A robot vacuum cleaner is one of the greatest inventions ever, especially if you have a dog that sheds. It wanders around your house learning your furniture placement and vacuums in places that you can’t reach picking up dirt and dog hair when you are not even home!
I’m always amazed when I empty one of these things as to the amount of dirt and hair it has picked up. I had no clue the house was this dirty but seeing it one place is certainly eye opening.
I think this is how grief works. We go through our days noticing little things, like the smell of chocolate cookies baking, putting chips on a paper plate, making peanut and jelly sandwiches, and calling children in for lunch. Each piece evokes memories of my grandmother and they begin to accumulate. After days, months, of accumulating these memories we are filled up and it’s important to find a place to empty this accumulation of emotion.
I got a call once from an angry parishioner who spent their (I use the pronouns they, their, them to mask their identity) time talking to me about how lousy their contractor was. Why call your priest to complain about your contractor? I asked how they were doing with the death of their spouse. They were not doing well. The grief had accumulated and had manifested itself in anger at the contractor. They needed to open themselves up and clean out the strands of grief that had accumulated through time, been vacuumed up, and buried inside of them. If we don’t clean out the grief, it will accumulate such a build up that we will stop working just like the Robot vacuum cleaner stops when it is full.
It can be hard to share our grief. We need to find the right person who is willing to be present to our feelings of sadness. Naming our grief, telling stories, and sharing our sadness is the only way to empty ourselves so the grief is allowed out in a healthy way.
Whenever I over react about something, it is a red flag. This morning I got extremely upset because I missed an appointment. I felt like my whole life was out of control. Classic over reaction. I had to dig down to figure out what my emotions were really about and I figured it out. It was some grief that had been accumulating and needed to be cleaned out.

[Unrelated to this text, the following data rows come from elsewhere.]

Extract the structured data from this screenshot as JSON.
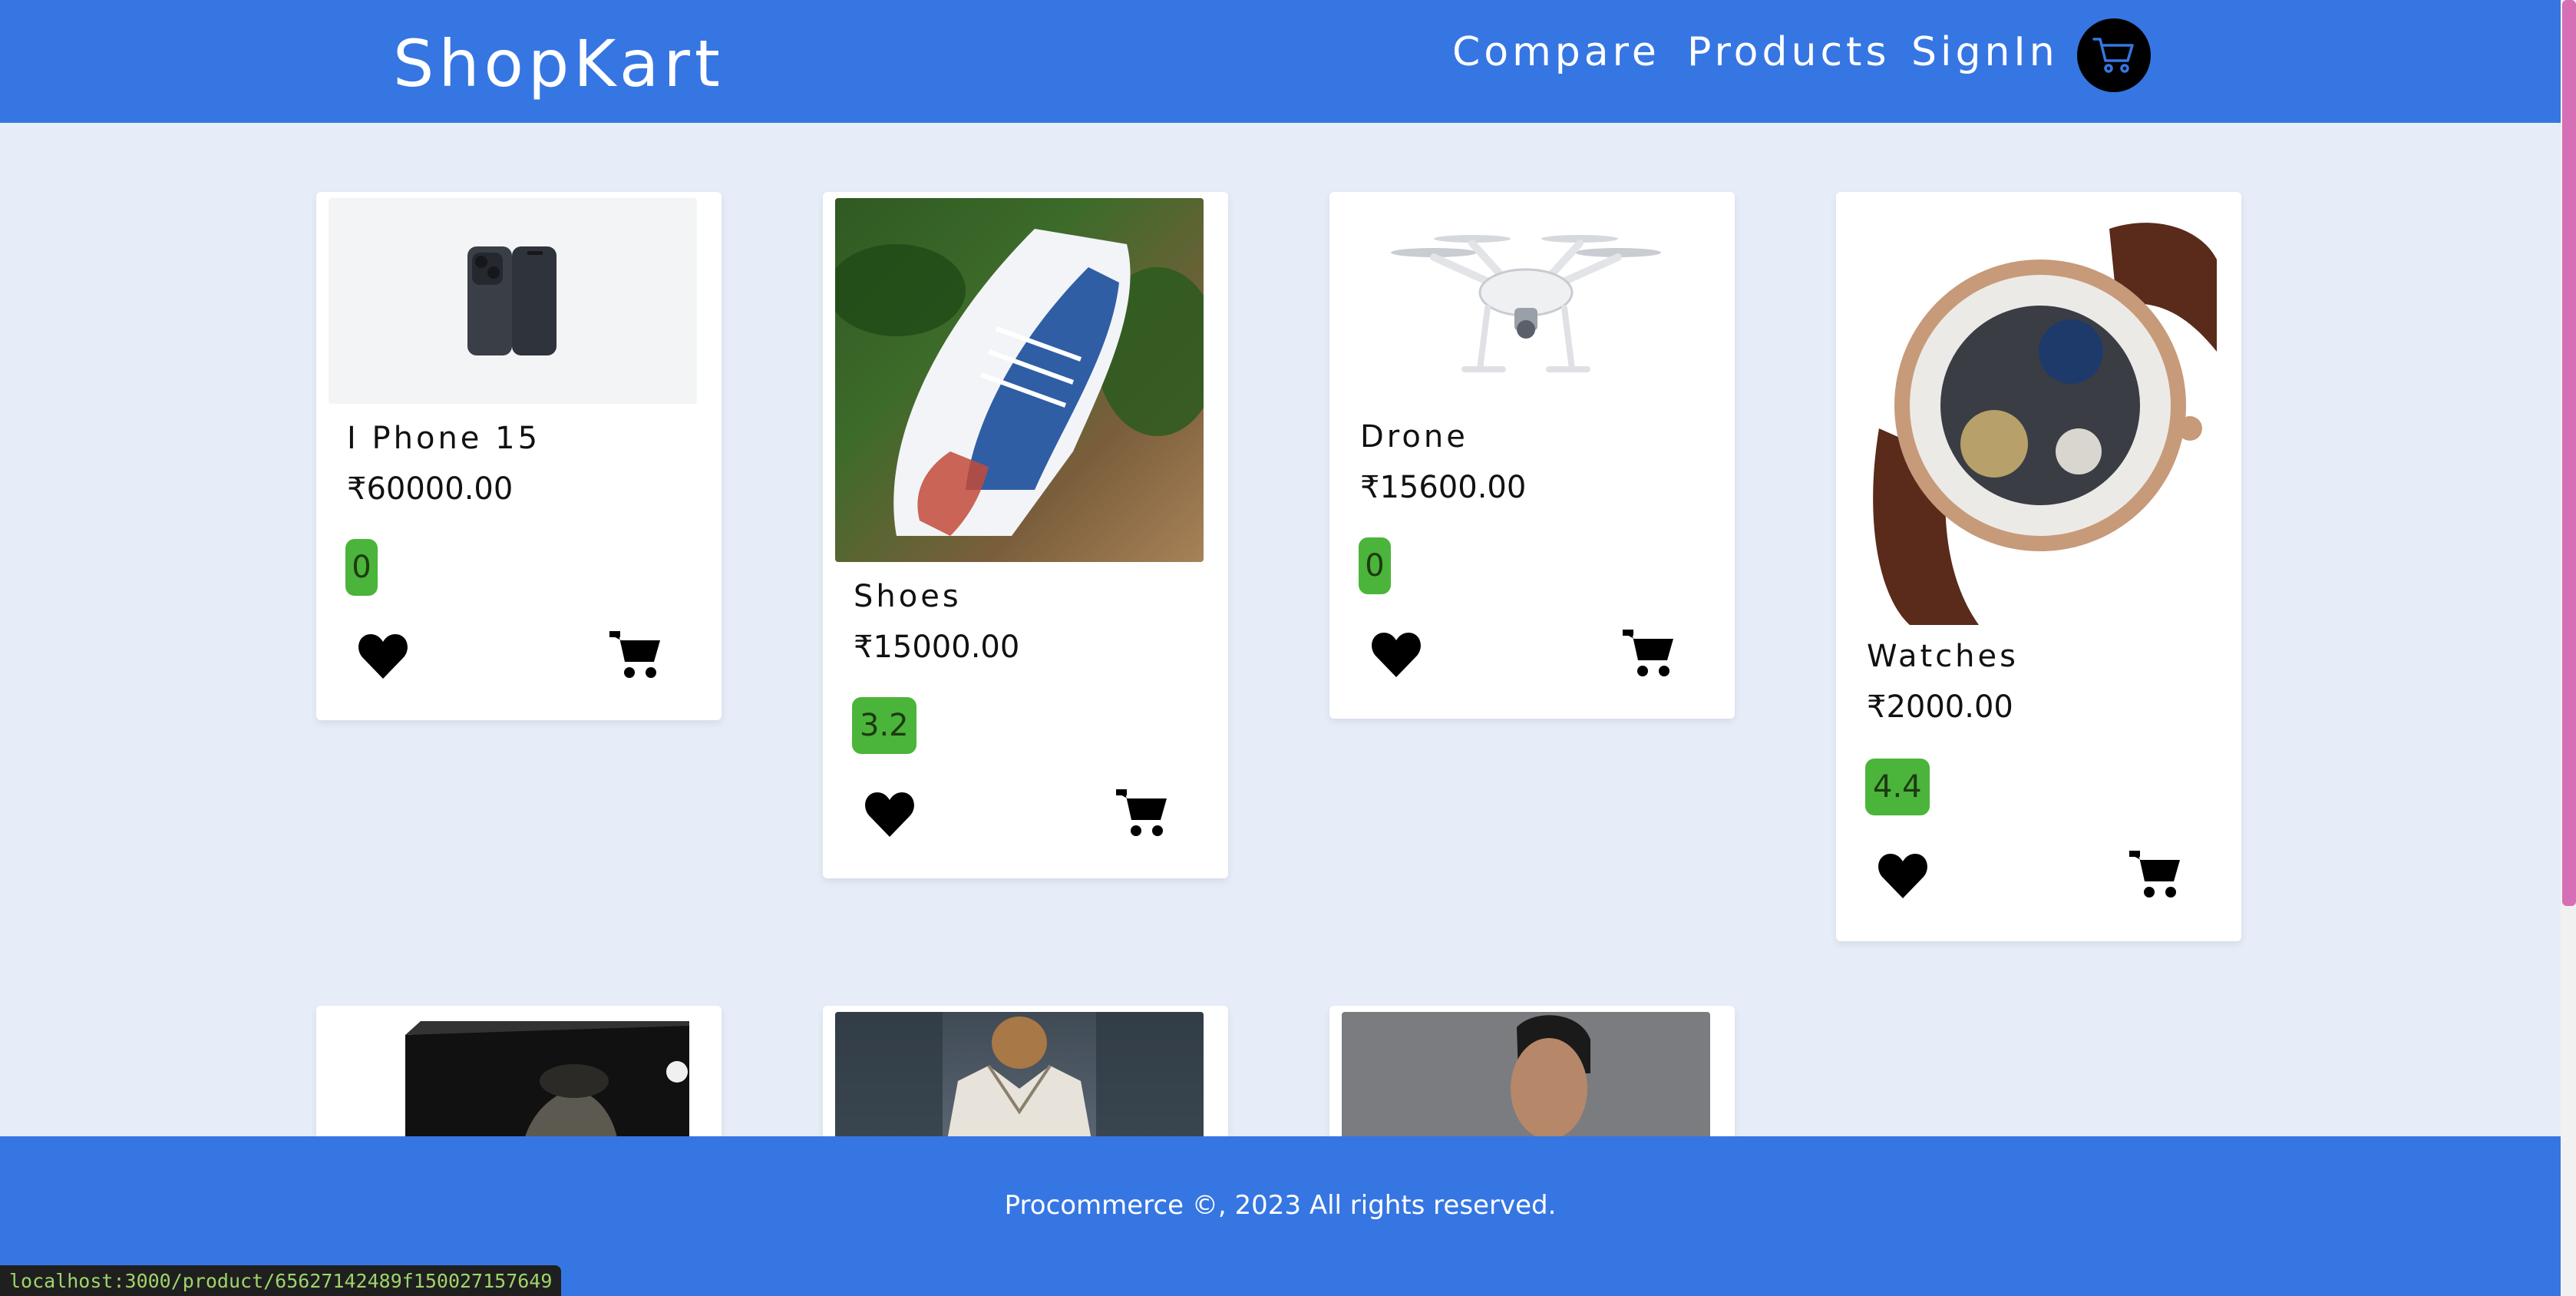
{
  "header": {
    "brand": "ShopKart",
    "nav": {
      "compare": "Compare",
      "products": "Products",
      "signin": "SignIn"
    },
    "cart_icon": "cart-icon",
    "bg_color": "#3676e2"
  },
  "products": [
    {
      "name": "I Phone 15",
      "price": "₹60000.00",
      "rating": "0",
      "image": "iphone-image"
    },
    {
      "name": "Shoes",
      "price": "₹15000.00",
      "rating": "3.2",
      "image": "shoes-image"
    },
    {
      "name": "Drone",
      "price": "₹15600.00",
      "rating": "0",
      "image": "drone-image"
    },
    {
      "name": "Watches",
      "price": "₹2000.00",
      "rating": "4.4",
      "image": "watch-image"
    }
  ],
  "partial_products": [
    {
      "image": "game-box-image"
    },
    {
      "image": "shirt-image"
    },
    {
      "image": "person-image"
    }
  ],
  "footer": {
    "text": "Procommerce ©, 2023 All rights reserved."
  },
  "status_bar": {
    "url": "localhost:3000/product/65627142489f150027157649"
  },
  "colors": {
    "accent": "#3676e2",
    "rating_bg": "#4bb43a",
    "page_bg": "#e6edf8"
  }
}
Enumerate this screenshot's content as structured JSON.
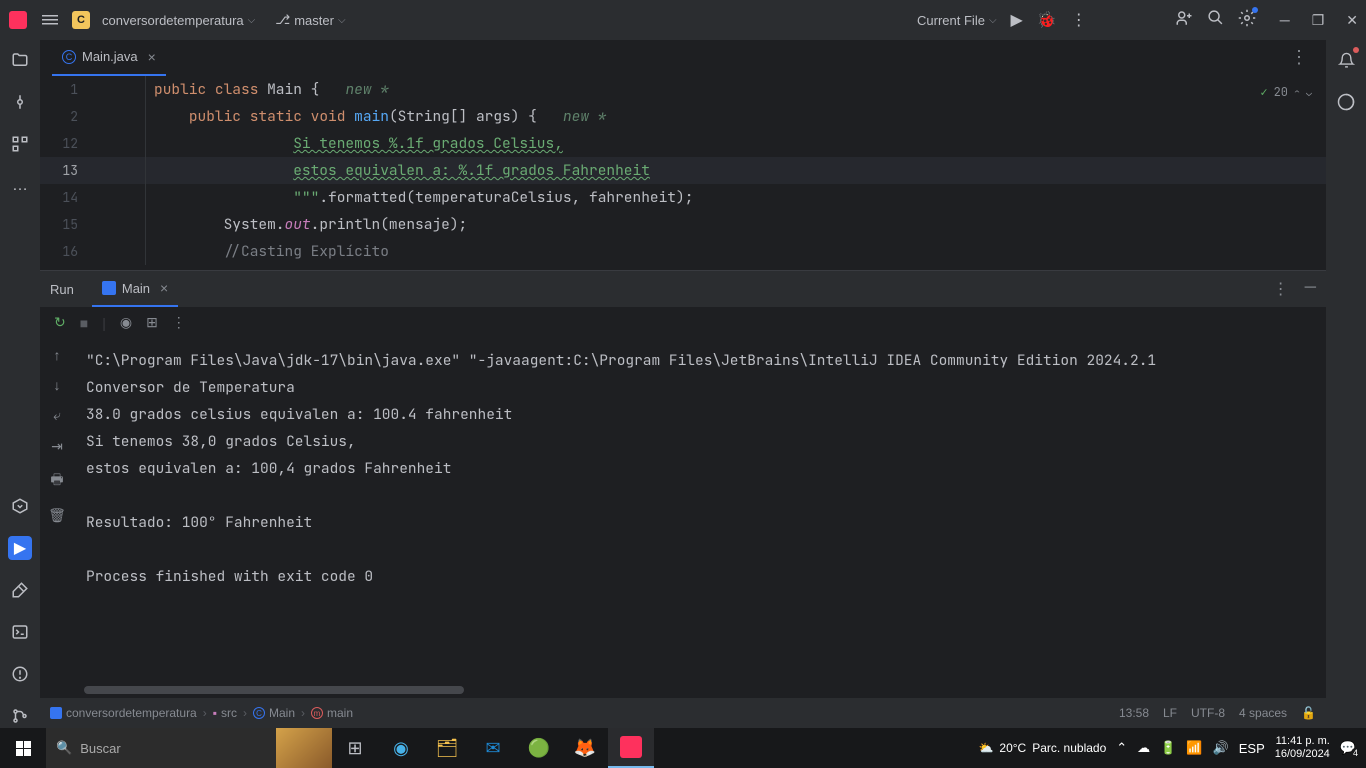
{
  "topbar": {
    "project_badge": "C",
    "project_name": "conversordetemperatura",
    "branch_name": "master",
    "current_file_label": "Current File"
  },
  "tabs": {
    "file_name": "Main.java"
  },
  "editor": {
    "inspections_count": "20",
    "lines": [
      {
        "num": "1"
      },
      {
        "num": "2"
      },
      {
        "num": "12"
      },
      {
        "num": "13"
      },
      {
        "num": "14"
      },
      {
        "num": "15"
      },
      {
        "num": "16"
      }
    ],
    "l1": {
      "kw1": "public",
      "kw2": "class",
      "cls": "Main",
      "brace": " {",
      "hint": "new *"
    },
    "l2": {
      "kw1": "public",
      "kw2": "static",
      "kw3": "void",
      "mth": "main",
      "args": "(String[] args) {",
      "hint": "new *"
    },
    "l12": "Si tenemos %.1f grados Celsius,",
    "l13": "estos equivalen a: %.1f grados Fahrenheit",
    "l14": {
      "triple": "\"\"\"",
      "rest": ".formatted(temperaturaCelsius, fahrenheit);"
    },
    "l15": {
      "p1": "System.",
      "out": "out",
      "p2": ".println(mensaje);"
    },
    "l16": "//Casting Explícito"
  },
  "run": {
    "panel_label": "Run",
    "tab_label": "Main",
    "output": "\"C:\\Program Files\\Java\\jdk-17\\bin\\java.exe\" \"-javaagent:C:\\Program Files\\JetBrains\\IntelliJ IDEA Community Edition 2024.2.1\nConversor de Temperatura\n38.0 grados celsius equivalen a: 100.4 fahrenheit\nSi tenemos 38,0 grados Celsius,\nestos equivalen a: 100,4 grados Fahrenheit\n\nResultado: 100° Fahrenheit\n\nProcess finished with exit code 0"
  },
  "breadcrumb": {
    "p1": "conversordetemperatura",
    "p2": "src",
    "p3": "Main",
    "p4": "main"
  },
  "status": {
    "pos": "13:58",
    "eol": "LF",
    "enc": "UTF-8",
    "indent": "4 spaces"
  },
  "taskbar": {
    "search_placeholder": "Buscar",
    "weather_temp": "20°C",
    "weather_desc": "Parc. nublado",
    "lang": "ESP",
    "time": "11:41 p. m.",
    "date": "16/09/2024",
    "notif_count": "4"
  }
}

Holy Week contains liturgies that can bring up our grief which is why there are not a lot of people who go to Good Friday service. Letting ourselves feel the emotions of the moment, the enormous sadness of the loss of Jesus on the cross can be the way we open ourselves up and let out our own accumulation of collected moments. We live in that moment of grief and sadness through the void of Holy Saturday until the first fire of the Easter Vigil creates a light to lead us beyond our grief.
The best place to grieve is within a community centered around the love of God shown to us in the death of Jesus on the cross. We can open up and be emptied.